Website and app data records:
━━━━━━━━

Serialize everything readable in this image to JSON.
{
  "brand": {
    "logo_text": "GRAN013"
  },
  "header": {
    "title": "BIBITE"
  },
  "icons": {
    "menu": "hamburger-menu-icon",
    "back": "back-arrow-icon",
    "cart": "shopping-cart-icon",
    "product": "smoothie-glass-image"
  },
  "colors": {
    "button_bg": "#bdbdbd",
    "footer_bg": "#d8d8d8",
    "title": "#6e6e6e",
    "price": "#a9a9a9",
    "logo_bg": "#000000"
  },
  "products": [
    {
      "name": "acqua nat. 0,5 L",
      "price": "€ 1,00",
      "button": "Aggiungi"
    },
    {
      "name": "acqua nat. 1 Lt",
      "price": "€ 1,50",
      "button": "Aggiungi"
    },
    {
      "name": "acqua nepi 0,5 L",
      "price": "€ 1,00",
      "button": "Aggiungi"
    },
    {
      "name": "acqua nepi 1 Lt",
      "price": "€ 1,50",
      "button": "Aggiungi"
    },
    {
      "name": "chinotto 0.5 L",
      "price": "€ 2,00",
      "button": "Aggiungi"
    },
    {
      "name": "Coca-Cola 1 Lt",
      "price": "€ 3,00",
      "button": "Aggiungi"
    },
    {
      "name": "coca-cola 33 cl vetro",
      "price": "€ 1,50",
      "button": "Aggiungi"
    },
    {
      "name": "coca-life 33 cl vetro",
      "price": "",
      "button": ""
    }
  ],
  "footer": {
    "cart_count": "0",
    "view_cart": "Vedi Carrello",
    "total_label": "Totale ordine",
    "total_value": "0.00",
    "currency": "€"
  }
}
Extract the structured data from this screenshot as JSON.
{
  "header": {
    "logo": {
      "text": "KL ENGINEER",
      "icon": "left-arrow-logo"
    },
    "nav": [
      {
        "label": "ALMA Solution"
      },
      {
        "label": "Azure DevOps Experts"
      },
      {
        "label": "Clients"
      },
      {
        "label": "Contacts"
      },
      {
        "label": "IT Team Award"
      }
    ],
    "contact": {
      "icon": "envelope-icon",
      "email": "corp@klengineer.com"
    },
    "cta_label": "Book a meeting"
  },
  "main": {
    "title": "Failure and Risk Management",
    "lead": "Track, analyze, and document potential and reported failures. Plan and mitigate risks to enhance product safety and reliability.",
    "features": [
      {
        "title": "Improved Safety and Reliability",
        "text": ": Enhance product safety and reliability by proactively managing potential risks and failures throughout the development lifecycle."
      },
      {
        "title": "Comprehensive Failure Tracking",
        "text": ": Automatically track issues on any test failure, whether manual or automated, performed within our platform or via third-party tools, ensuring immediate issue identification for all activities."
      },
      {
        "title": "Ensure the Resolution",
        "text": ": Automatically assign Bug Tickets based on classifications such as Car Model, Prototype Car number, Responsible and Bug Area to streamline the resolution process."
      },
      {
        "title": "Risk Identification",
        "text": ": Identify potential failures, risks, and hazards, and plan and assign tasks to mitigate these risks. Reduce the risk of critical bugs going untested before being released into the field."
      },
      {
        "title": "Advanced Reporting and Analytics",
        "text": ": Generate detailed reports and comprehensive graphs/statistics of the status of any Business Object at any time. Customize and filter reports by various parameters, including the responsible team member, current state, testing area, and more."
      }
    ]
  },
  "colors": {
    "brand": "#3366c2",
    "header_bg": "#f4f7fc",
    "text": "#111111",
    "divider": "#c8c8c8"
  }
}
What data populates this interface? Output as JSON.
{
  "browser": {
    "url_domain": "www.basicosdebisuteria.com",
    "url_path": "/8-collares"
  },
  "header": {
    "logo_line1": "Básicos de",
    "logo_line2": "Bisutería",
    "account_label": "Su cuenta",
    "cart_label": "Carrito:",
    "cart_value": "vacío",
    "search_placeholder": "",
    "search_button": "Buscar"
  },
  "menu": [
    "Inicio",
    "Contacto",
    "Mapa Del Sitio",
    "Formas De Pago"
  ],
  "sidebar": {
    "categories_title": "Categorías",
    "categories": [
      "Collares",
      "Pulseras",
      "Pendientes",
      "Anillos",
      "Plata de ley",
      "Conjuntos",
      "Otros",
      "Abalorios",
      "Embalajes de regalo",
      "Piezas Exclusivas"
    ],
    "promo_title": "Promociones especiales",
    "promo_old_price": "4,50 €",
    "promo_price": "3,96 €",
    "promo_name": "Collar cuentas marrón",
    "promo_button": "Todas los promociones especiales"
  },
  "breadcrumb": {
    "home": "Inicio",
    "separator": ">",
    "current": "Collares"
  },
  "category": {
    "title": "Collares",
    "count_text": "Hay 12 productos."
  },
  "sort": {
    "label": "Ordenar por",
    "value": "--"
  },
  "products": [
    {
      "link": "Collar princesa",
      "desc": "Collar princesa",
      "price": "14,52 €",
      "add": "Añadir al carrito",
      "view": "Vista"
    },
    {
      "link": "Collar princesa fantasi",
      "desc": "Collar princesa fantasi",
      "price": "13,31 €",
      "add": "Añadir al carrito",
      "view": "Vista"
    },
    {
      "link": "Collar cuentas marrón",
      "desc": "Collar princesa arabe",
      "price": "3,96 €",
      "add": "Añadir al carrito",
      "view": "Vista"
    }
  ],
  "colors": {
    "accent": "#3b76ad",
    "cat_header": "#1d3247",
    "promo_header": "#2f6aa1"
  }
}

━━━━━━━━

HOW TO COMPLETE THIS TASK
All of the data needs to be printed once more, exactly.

FINISHED EXERCISE
Serialize everything readable in this image to JSON.
{
  "brand": {
    "logo_text": "GRAN013"
  },
  "header": {
    "title": "BIBITE"
  },
  "icons": {
    "menu": "hamburger-menu-icon",
    "back": "back-arrow-icon",
    "cart": "shopping-cart-icon",
    "product": "smoothie-glass-image"
  },
  "colors": {
    "button_bg": "#bdbdbd",
    "footer_bg": "#d8d8d8",
    "title": "#6e6e6e",
    "price": "#a9a9a9",
    "logo_bg": "#000000"
  },
  "products": [
    {
      "name": "acqua nat. 0,5 L",
      "price": "€ 1,00",
      "button": "Aggiungi"
    },
    {
      "name": "acqua nat. 1 Lt",
      "price": "€ 1,50",
      "button": "Aggiungi"
    },
    {
      "name": "acqua nepi 0,5 L",
      "price": "€ 1,00",
      "button": "Aggiungi"
    },
    {
      "name": "acqua nepi 1 Lt",
      "price": "€ 1,50",
      "button": "Aggiungi"
    },
    {
      "name": "chinotto 0.5 L",
      "price": "€ 2,00",
      "button": "Aggiungi"
    },
    {
      "name": "Coca-Cola 1 Lt",
      "price": "€ 3,00",
      "button": "Aggiungi"
    },
    {
      "name": "coca-cola 33 cl vetro",
      "price": "€ 1,50",
      "button": "Aggiungi"
    },
    {
      "name": "coca-life 33 cl vetro",
      "price": "",
      "button": ""
    }
  ],
  "footer": {
    "cart_count": "0",
    "view_cart": "Vedi Carrello",
    "total_label": "Totale ordine",
    "total_value": "0.00",
    "currency": "€"
  }
}
Extract the structured data from this screenshot as JSON.
{
  "header": {
    "logo": {
      "text": "KL ENGINEER",
      "icon": "left-arrow-logo"
    },
    "nav": [
      {
        "label": "ALMA Solution"
      },
      {
        "label": "Azure DevOps Experts"
      },
      {
        "label": "Clients"
      },
      {
        "label": "Contacts"
      },
      {
        "label": "IT Team Award"
      }
    ],
    "contact": {
      "icon": "envelope-icon",
      "email": "corp@klengineer.com"
    },
    "cta_label": "Book a meeting"
  },
  "main": {
    "title": "Failure and Risk Management",
    "lead": "Track, analyze, and document potential and reported failures. Plan and mitigate risks to enhance product safety and reliability.",
    "features": [
      {
        "title": "Improved Safety and Reliability",
        "text": ": Enhance product safety and reliability by proactively managing potential risks and failures throughout the development lifecycle."
      },
      {
        "title": "Comprehensive Failure Tracking",
        "text": ": Automatically track issues on any test failure, whether manual or automated, performed within our platform or via third-party tools, ensuring immediate issue identification for all activities."
      },
      {
        "title": "Ensure the Resolution",
        "text": ": Automatically assign Bug Tickets based on classifications such as Car Model, Prototype Car number, Responsible and Bug Area to streamline the resolution process."
      },
      {
        "title": "Risk Identification",
        "text": ": Identify potential failures, risks, and hazards, and plan and assign tasks to mitigate these risks. Reduce the risk of critical bugs going untested before being released into the field."
      },
      {
        "title": "Advanced Reporting and Analytics",
        "text": ": Generate detailed reports and comprehensive graphs/statistics of the status of any Business Object at any time. Customize and filter reports by various parameters, including the responsible team member, current state, testing area, and more."
      }
    ]
  },
  "colors": {
    "brand": "#3366c2",
    "header_bg": "#f4f7fc",
    "text": "#111111",
    "divider": "#c8c8c8"
  }
}
What data populates this interface? Output as JSON.
{
  "browser": {
    "url_domain": "www.basicosdebisuteria.com",
    "url_path": "/8-collares"
  },
  "header": {
    "logo_line1": "Básicos de",
    "logo_line2": "Bisutería",
    "account_label": "Su cuenta",
    "cart_label": "Carrito:",
    "cart_value": "vacío",
    "search_placeholder": "",
    "search_button": "Buscar"
  },
  "menu": [
    "Inicio",
    "Contacto",
    "Mapa Del Sitio",
    "Formas De Pago"
  ],
  "sidebar": {
    "categories_title": "Categorías",
    "categories": [
      "Collares",
      "Pulseras",
      "Pendientes",
      "Anillos",
      "Plata de ley",
      "Conjuntos",
      "Otros",
      "Abalorios",
      "Embalajes de regalo",
      "Piezas Exclusivas"
    ],
    "promo_title": "Promociones especiales",
    "promo_old_price": "4,50 €",
    "promo_price": "3,96 €",
    "promo_name": "Collar cuentas marrón",
    "promo_button": "Todas los promociones especiales"
  },
  "breadcrumb": {
    "home": "Inicio",
    "separator": ">",
    "current": "Collares"
  },
  "category": {
    "title": "Collares",
    "count_text": "Hay 12 productos."
  },
  "sort": {
    "label": "Ordenar por",
    "value": "--"
  },
  "products": [
    {
      "link": "Collar princesa",
      "desc": "Collar princesa",
      "price": "14,52 €",
      "add": "Añadir al carrito",
      "view": "Vista"
    },
    {
      "link": "Collar princesa fantasi",
      "desc": "Collar princesa fantasi",
      "price": "13,31 €",
      "add": "Añadir al carrito",
      "view": "Vista"
    },
    {
      "link": "Collar cuentas marrón",
      "desc": "Collar princesa arabe",
      "price": "3,96 €",
      "add": "Añadir al carrito",
      "view": "Vista"
    }
  ],
  "colors": {
    "accent": "#3b76ad",
    "cat_header": "#1d3247",
    "promo_header": "#2f6aa1"
  }
}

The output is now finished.